Thursday, February 07, 2008

Woman seeks to become first blind acupuncturist in Texas

In Austin, Texas, Juliana Cumbo is being presented an interesting case as she attempts to get licensed to practice acupuncture. This will be her second time to attempt licensure after failing to receive it in October. She currently practices as a graduate intern, has earned a Masters degree in acupuncture and Oriental medicine, and has passed the national board exams.

What’s the problem, you ask?

Cumbo is blind and the licensure committee of the state board of acupuncture examiners doesn’t think she should be able to practice. In October, the state licensing board cited protecting the public as one of the reasons they had denied her request.

That goes against the beliefs of the president of the academy where Cumbo studied, as well as several of her teachers. Cumbo has modified her technique so that she, “is now better at finding acupuncture points than many students who can see,” according to the president.

If successful and she is approved, Cumbo will be the first blind acupuncturist in Texas. The Lone Star State isn’t alone in not having any blind acupuncturists, though. According to the article in the
Austin American Statesman,
Cumbo’s attorney only found three others in the United States.

While the committee cites protecting the public as their intention, they will be going against established practice in Japan, where more than 30% of the acupuncturists are blind.

The latest update about Cumbo is that the committee met last Friday and showed some insight. Instead of refusing Cumbo’s request outright, they voted to have
two neutral observers evaluate her skills
while she examines two patients, one male and one female. That evaluation will be done within six months and the observers, a physician and an acupuncturist, will report back to the committee.

Go get ‘em, Juliana.

4 comments:

Darrell said...

The thing that really chaps me about discrimination is that it is done to us often based only on stereotypes, without any real research. Why would this committee discriminate against Juliana here when 30 percent of practitioners in Japan are blind? One of the things I'm really starting to do in my advocacy is that, whenever someone wants to discriminate against us, I'm asking them to do one simple thing. Prove it. If they can't prove, through imperical research, that the discrimination is valid, then they must work with us. The issue is still that most people believe that discriminating against or excluding us outright remains the path of least resistance. Most want to take that path. If we in the blind community can effectively demonstrate over and over again that exclusion isn't the easiest path, that we won't just go away, then I'm sure we would find lots less discrimination.
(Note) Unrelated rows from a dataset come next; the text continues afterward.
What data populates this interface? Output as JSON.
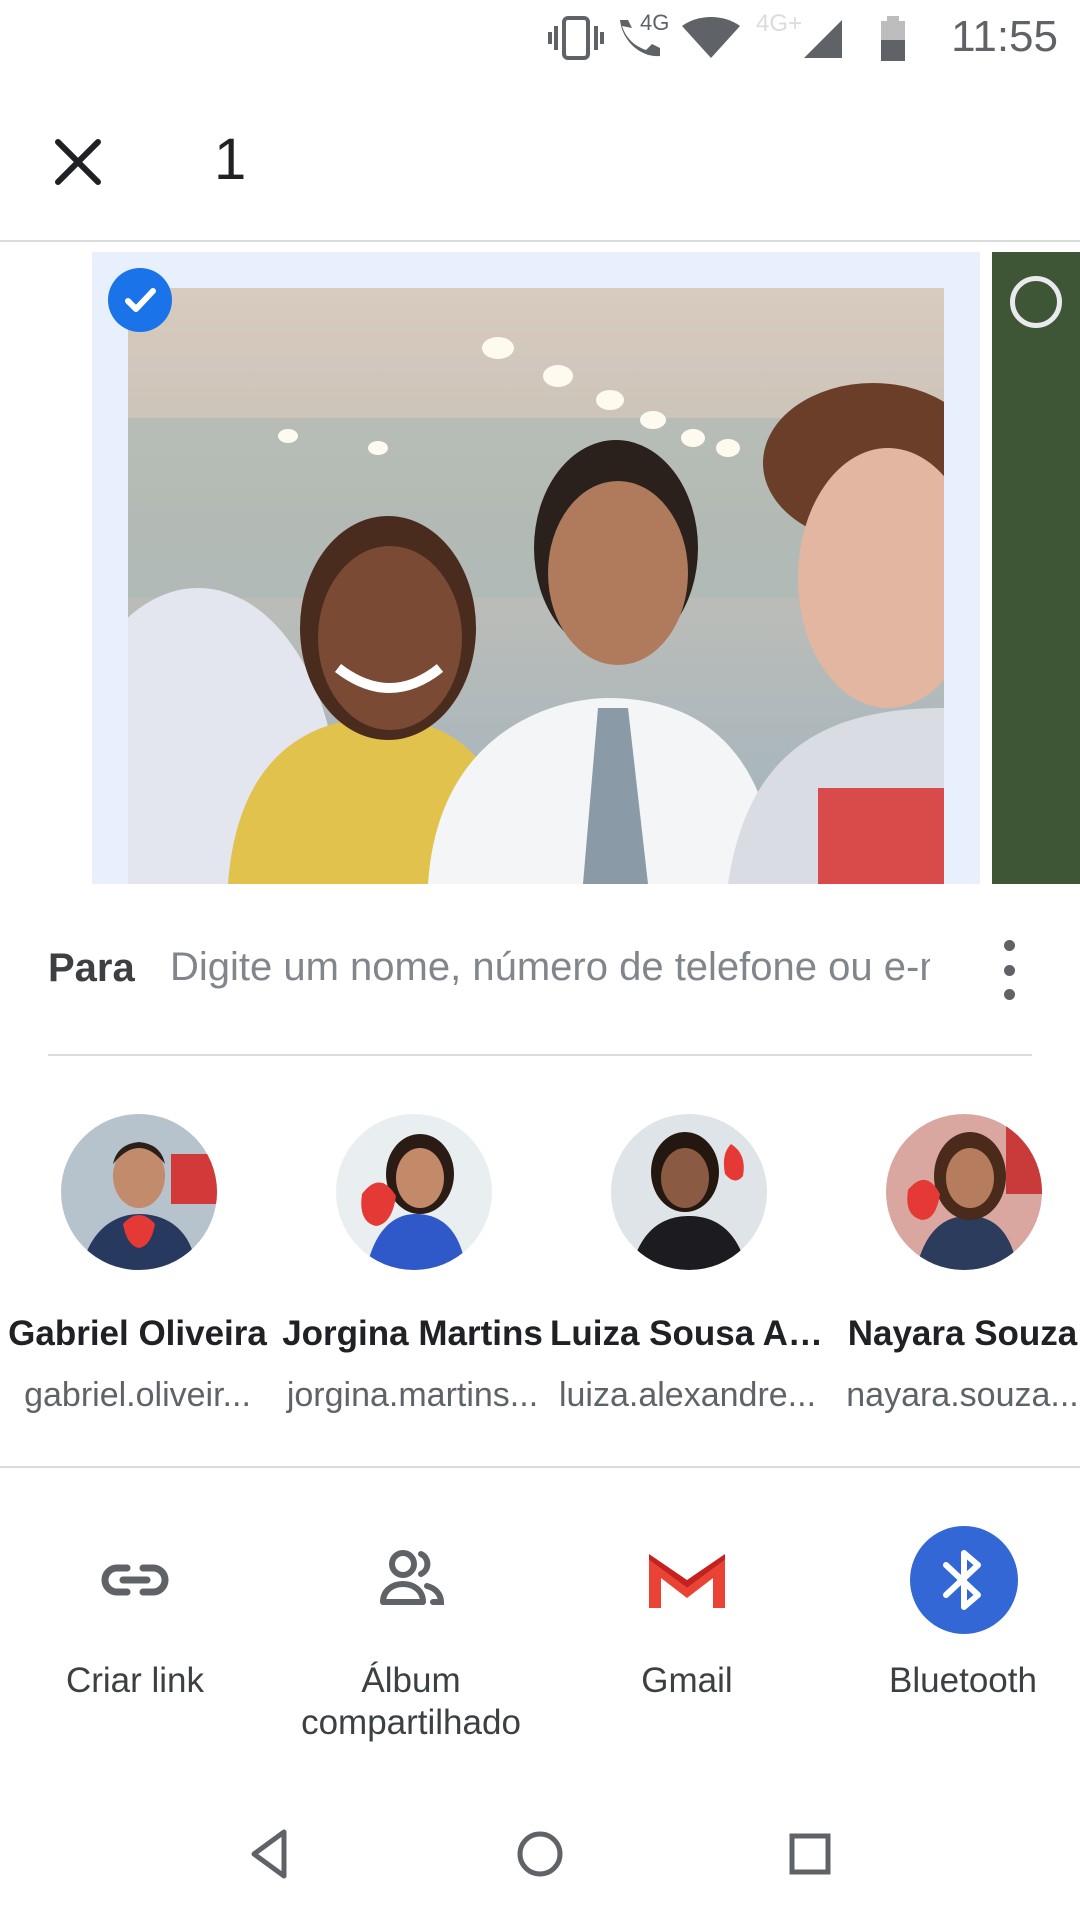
{
  "status_bar": {
    "time": "11:55",
    "network_label": "4G",
    "network_label_2": "4G+",
    "icons": [
      "vibrate-icon",
      "volte-call-icon",
      "wifi-icon",
      "cellular-signal-icon",
      "battery-icon"
    ]
  },
  "header": {
    "selected_count": "1",
    "close_icon": "close-icon"
  },
  "photos": {
    "selected_state": "checked",
    "next_state": "unchecked"
  },
  "share": {
    "to_label": "Para",
    "to_placeholder": "Digite um nome, número de telefone ou e-mail",
    "more_icon": "more-vert-icon"
  },
  "contacts": [
    {
      "name": "Gabriel Oliveira",
      "email": "gabriel.oliveir..."
    },
    {
      "name": "Jorgina Martins",
      "email": "jorgina.martins..."
    },
    {
      "name": "Luiza Sousa Ale...",
      "email": "luiza.alexandre..."
    },
    {
      "name": "Nayara Souza",
      "email": "nayara.souza..."
    }
  ],
  "apps": [
    {
      "label": "Criar link",
      "icon": "link-icon"
    },
    {
      "label": "Álbum compartilhado",
      "icon": "shared-album-icon"
    },
    {
      "label": "Gmail",
      "icon": "gmail-icon"
    },
    {
      "label": "Bluetooth",
      "icon": "bluetooth-icon"
    }
  ],
  "colors": {
    "accent": "#1a73e8",
    "selection_bg": "#e8f0fe",
    "bluetooth": "#3367d6",
    "gmail_red": "#ea4335"
  }
}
Ron Graham said...

Darrell,
Thanks for your comment. I always appreciate your take on things.

I agree with you. I think the committee is completely ignoring the evidentiary support that the 30% of Japanese acupuncturists who are blind represents. That is going to be difficult to refute, and I think that the 30% is a statistical representation that Juliana should make a point to bring up during conversations with her two observers. While she may be a trailblazer in Texas, she is not the first to do this, and the committee should consider the global precedent which has already been set.
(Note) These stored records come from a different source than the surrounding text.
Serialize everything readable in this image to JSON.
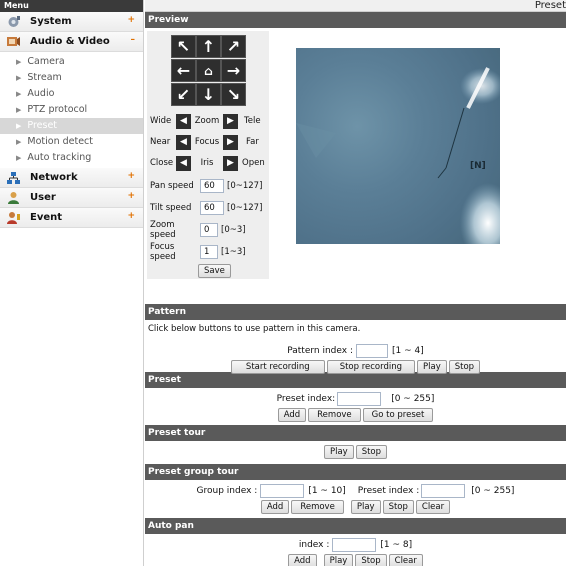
{
  "sidebar": {
    "header": "Menu",
    "categories": [
      {
        "label": "System",
        "mark": "+",
        "icon": "system-icon",
        "color": "#6b7a8f"
      },
      {
        "label": "Audio & Video",
        "mark": "–",
        "icon": "audio-video-icon",
        "color": "#b8612b"
      },
      {
        "label": "Network",
        "mark": "+",
        "icon": "network-icon",
        "color": "#2b6fb8"
      },
      {
        "label": "User",
        "mark": "+",
        "icon": "user-icon",
        "color": "#c8892b"
      },
      {
        "label": "Event",
        "mark": "+",
        "icon": "event-icon",
        "color": "#b83a2b"
      }
    ],
    "sub_items": [
      "Camera",
      "Stream",
      "Audio",
      "PTZ protocol",
      "Preset",
      "Motion detect",
      "Auto tracking"
    ],
    "active_sub": "Preset"
  },
  "page_title": "Preset",
  "preview": {
    "title": "Preview",
    "zoom": {
      "left": "Wide",
      "mid": "Zoom",
      "right": "Tele"
    },
    "focus": {
      "left": "Near",
      "mid": "Focus",
      "right": "Far"
    },
    "iris": {
      "left": "Close",
      "mid": "Iris",
      "right": "Open"
    },
    "speeds": [
      {
        "label": "Pan speed",
        "value": "60",
        "range": "[0~127]"
      },
      {
        "label": "Tilt speed",
        "value": "60",
        "range": "[0~127]"
      },
      {
        "label": "Zoom speed",
        "value": "0",
        "range": "[0~3]"
      },
      {
        "label": "Focus speed",
        "value": "1",
        "range": "[1~3]"
      }
    ],
    "save_label": "Save",
    "video_overlay": "[N]"
  },
  "pattern": {
    "title": "Pattern",
    "note": "Click below buttons to use pattern in this camera.",
    "index_label": "Pattern index :",
    "range": "[1 ~ 4]",
    "start_label": "Start recording",
    "stop_rec_label": "Stop recording",
    "play_label": "Play",
    "stop_label": "Stop"
  },
  "preset": {
    "title": "Preset",
    "index_label": "Preset index:",
    "range": "[0 ~ 255]",
    "add_label": "Add",
    "remove_label": "Remove",
    "goto_label": "Go to preset"
  },
  "preset_tour": {
    "title": "Preset tour",
    "play_label": "Play",
    "stop_label": "Stop"
  },
  "group_tour": {
    "title": "Preset group tour",
    "group_label": "Group index :",
    "group_range": "[1 ~ 10]",
    "preset_label": "Preset index :",
    "preset_range": "[0 ~ 255]",
    "add_label": "Add",
    "remove_label": "Remove",
    "play_label": "Play",
    "stop_label": "Stop",
    "clear_label": "Clear"
  },
  "auto_pan": {
    "title": "Auto pan",
    "index_label": "index :",
    "range": "[1 ~ 8]",
    "add_label": "Add",
    "play_label": "Play",
    "stop_label": "Stop",
    "clear_label": "Clear"
  }
}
Phyllis said...

As an acupuncture student, I need to disagree with you. Japanese acupuncture is a completely different style of acupuncture compared to Traditional Chinese Medicine acupuncture, which is what she learned. Japanese acupuncture features insertions of 2mm or no insertions at all! And, all needles are not retained. I would have no problem with her practicing, if there were a way to restrict her practice to the Japanese form, but this system does not currently exist. Also, her claim to have taken a class in japan does not qualify her to practice Japanese acupuncture anyway. The apprenticeship in Japan lasts 1-3 years and sometimes as long as ten. And no acupuncture school in Austin teaches these techniques. I then she should push for specialization in different forms of acupuncture.
Chinese acupuncture can involve insertions of 4-6 inches and includes intense needle stimulation. Though she may promise to not practice this way, there is no way to ensure that she isn't once you give her a license.

Blind acupuncturists have made great contributions in Japan, but until that form is differentiated from the Chinese style, I think she should not practice.

Ron Graham said...

Phyllis,

Thank you so much for that enlightened insight. I think that most people, like myself, who have no background in acupuncture, are totally unaware in the differentiations of which you speak.

You bring an obviously knowledgeable and heightened perspective to this discussion and I appreciate your input. I would also think the evaluators will be knowledgeable of this when they review Juliana’s work.

Thanks again.